How long does a moment last?
No, it’s not the opening of a romantic novel or a prompt for mindfulness meditation; I’ve been wondering because of the recent news coverage of the e-bike crash in Cardiff.
Numerous news outlets accompanied CCTV footage of the bike being followed by a police van with the statement that it was filmed ‘moments’ before the collision, even though the actual crash site was half a mile away and the published timelines suggest an elapsed time of roughly 90 seconds to two minutes - long enough for the riders to evade the police by passing through pedestrian-only access to another street where the van could not follow.
Oddly enough, a ‘moment’ was once formally recognised as one-fortieth of a solar hour, which averages out at 90 seconds (medieval Europeans, following the practice of Ancient Rome, divided the time between sunrise and sunset to give 12 hours, the length of which varied according to the season). The advent of mechanical clocks made the unit obsolete but the word endured, if in a more flexible sense.
These days, you are most likely to encounter it in phrases like “take a moment to consider...”, “the moment of truth” or “he hesitated for a moment on the edge...” and in the word ‘momentary’; substitute ‘90 seconds’ in any of these and they lose their implied fleeting nature (this also seems as good a place as any to cite the somewhat disturbing landing announcement from USA airline pilots; “We expect to be on the ground momentarily”).
Consciously or not, I suspect that most viewers or readers would understand from today’s usage that ‘moments’ implies a matter of seconds, not a minute and a half or more, yet multiple news reports - including the BBC TV news at 6 and 10 - persisted in using the word to accompany the images, effectively suggesting that the police van was in close proximity to the bike when the fatalities occurred (interestingly, the Mail altered it to ‘minutes’ some time after publication). There have been other subtle linguistic variations too; the words ‘chased’ and ‘pursued’ appear in most sources, while a relative few have gone with ‘followed’ and ‘tailed’ (surely more accurate, given the lack of lights and sirens in the broadcast clips).
It’s often hard to tell whether the wording of reports is original or the result of the common ‘churnalism’ method of recycling the output of other news sources. Even allowing for this, the prevalence of words like ‘chase’ and ‘pursuit’ suggests there may be an agenda at work, particularly given the widespread media use of a photo from 2016 showing the boys as young children (and, gruesomely, bearing more than a passing resemblance to the widely published picture of the two 10-year-old girls whose murders in Soham sparked a massive outpouring of national grief in 2002) rather than their more up-to-date images, artfully costumed and posed to suggest gangland culture.

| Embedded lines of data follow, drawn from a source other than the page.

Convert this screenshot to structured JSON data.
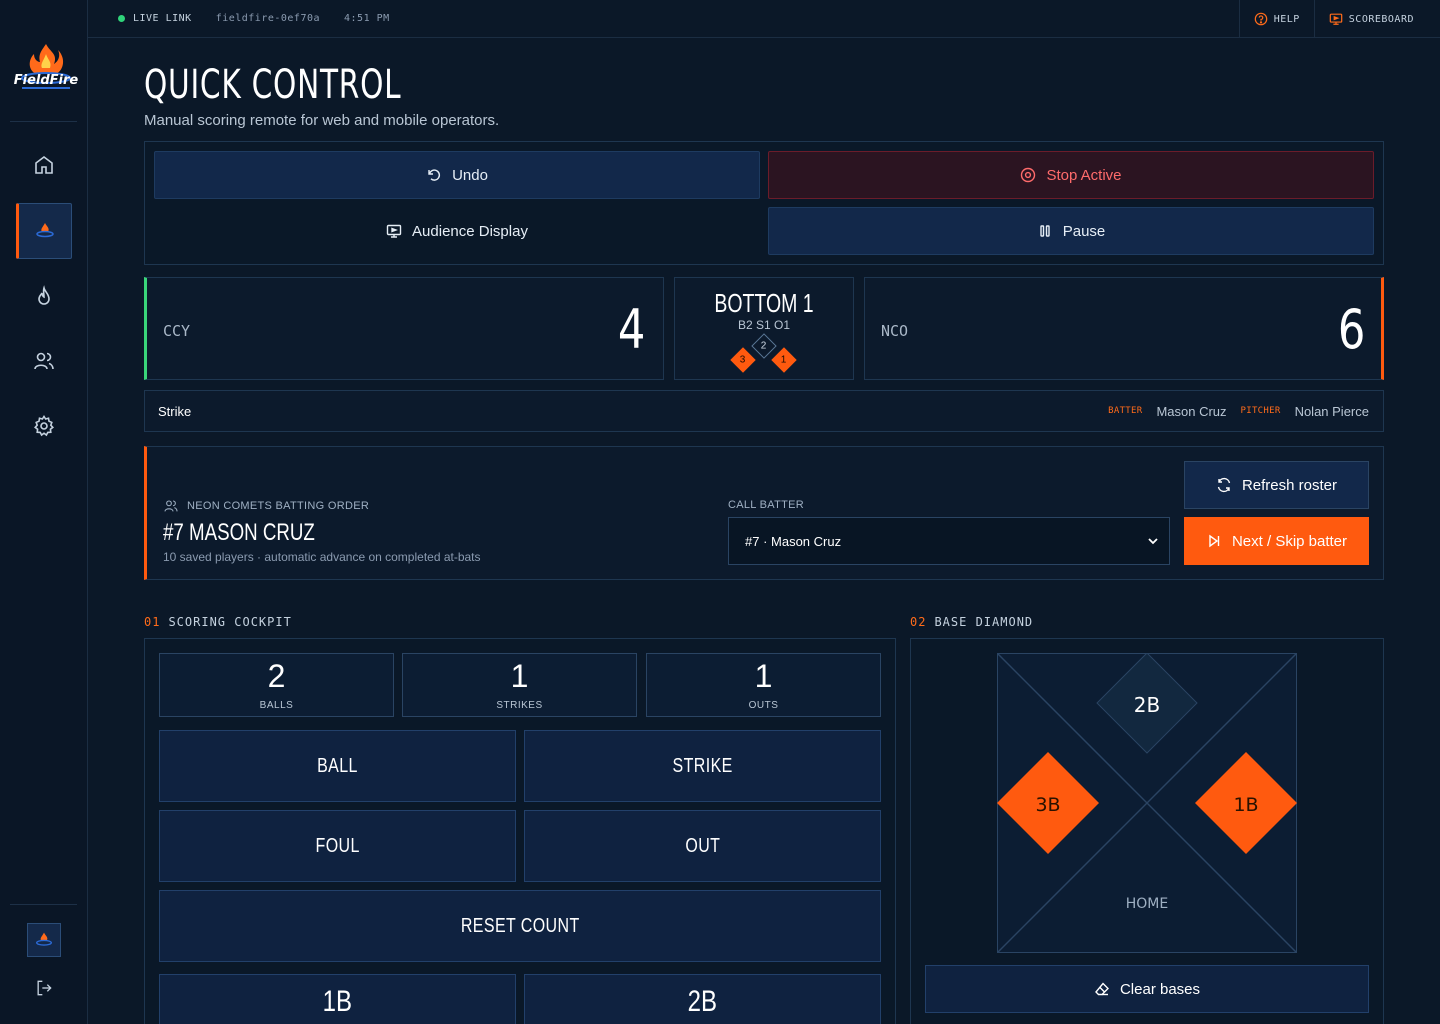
{
  "brand": {
    "name": "FieldFire"
  },
  "topbar": {
    "live_label": "LIVE LINK",
    "session_id": "fieldfire-0ef70a",
    "time": "4:51 PM",
    "help_label": "HELP",
    "scoreboard_label": "SCOREBOARD"
  },
  "page": {
    "title": "QUICK CONTROL",
    "subtitle": "Manual scoring remote for web and mobile operators."
  },
  "controls": {
    "undo": "Undo",
    "stop_active": "Stop Active",
    "audience_display": "Audience Display",
    "pause": "Pause"
  },
  "scoreboard": {
    "away": {
      "code": "CCY",
      "score": "4",
      "color": "#3ad67a"
    },
    "home": {
      "code": "NCO",
      "score": "6",
      "color": "#ff5a0f"
    },
    "inning": "BOTTOM 1",
    "count": "B2 S1 O1",
    "bases": {
      "first": "1",
      "second": "2",
      "third": "3"
    }
  },
  "status": {
    "last_event": "Strike",
    "batter_tag": "BATTER",
    "batter": "Mason Cruz",
    "pitcher_tag": "PITCHER",
    "pitcher": "Nolan Pierce"
  },
  "order": {
    "label": "NEON COMETS BATTING ORDER",
    "current": "#7 MASON CRUZ",
    "note": "10 saved players · automatic advance on completed at-bats",
    "call_label": "CALL BATTER",
    "selected": "#7 · Mason Cruz",
    "refresh": "Refresh roster",
    "next": "Next / Skip batter"
  },
  "sections": {
    "cockpit_num": "01",
    "cockpit": "SCORING COCKPIT",
    "diamond_num": "02",
    "diamond": "BASE DIAMOND"
  },
  "cockpit": {
    "balls": {
      "value": "2",
      "label": "BALLS"
    },
    "strikes": {
      "value": "1",
      "label": "STRIKES"
    },
    "outs": {
      "value": "1",
      "label": "OUTS"
    },
    "ball_btn": "BALL",
    "strike_btn": "STRIKE",
    "foul_btn": "FOUL",
    "out_btn": "OUT",
    "reset_btn": "RESET COUNT",
    "single_btn": "1B",
    "double_btn": "2B"
  },
  "diamond": {
    "second": "2B",
    "third": "3B",
    "first": "1B",
    "home": "HOME",
    "clear": "Clear bases",
    "occupied": {
      "first": true,
      "second": false,
      "third": true
    }
  },
  "colors": {
    "accent": "#ff5a0f",
    "panel": "#0c1a2c",
    "border": "#1e3650",
    "live": "#2fd47a"
  }
}
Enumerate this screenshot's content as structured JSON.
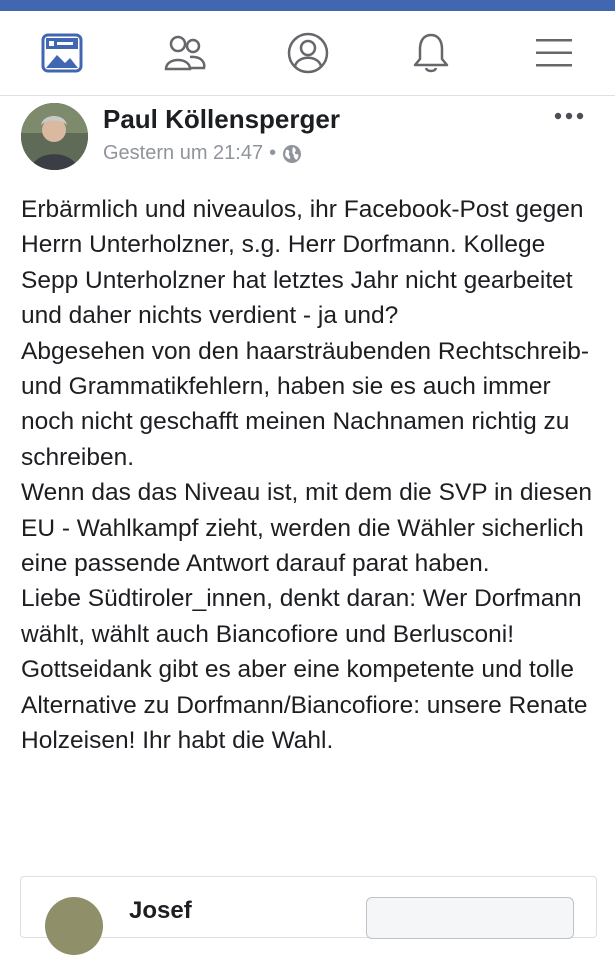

It’s fair to say that Britain’s police as a whole have not exactly covered themselves in glory recently (although, as with any public institution - including my own field, education - I feel one should say a word on behalf of the many decent and conscientious souls trying to do a good job amid the furore) and it would appear that the media have decided upon a role as self-appointed instruments of retribution, spurred on, in some cases, by a spurious conflation of police and government. Since the general public are often inclined to emote first and ask questions later (if at all), this strikes me as intentionally playing with fire.
It’s a known fact that hot summers produce civil unrest and we have a population smarting under the legacy of lockdown and the high cost of living and primed by constant provocation and grievance-mongering in the media - social and otherwise. Just at the point when we need to be able to call on a strong force to protect law and order (or life and property), there seems to be a concerted effort at work to undermine the last shreds of authority vested in the police - an effort on the part of the very (and possibly only) organisations with a great deal to gain in the event of mass disorder.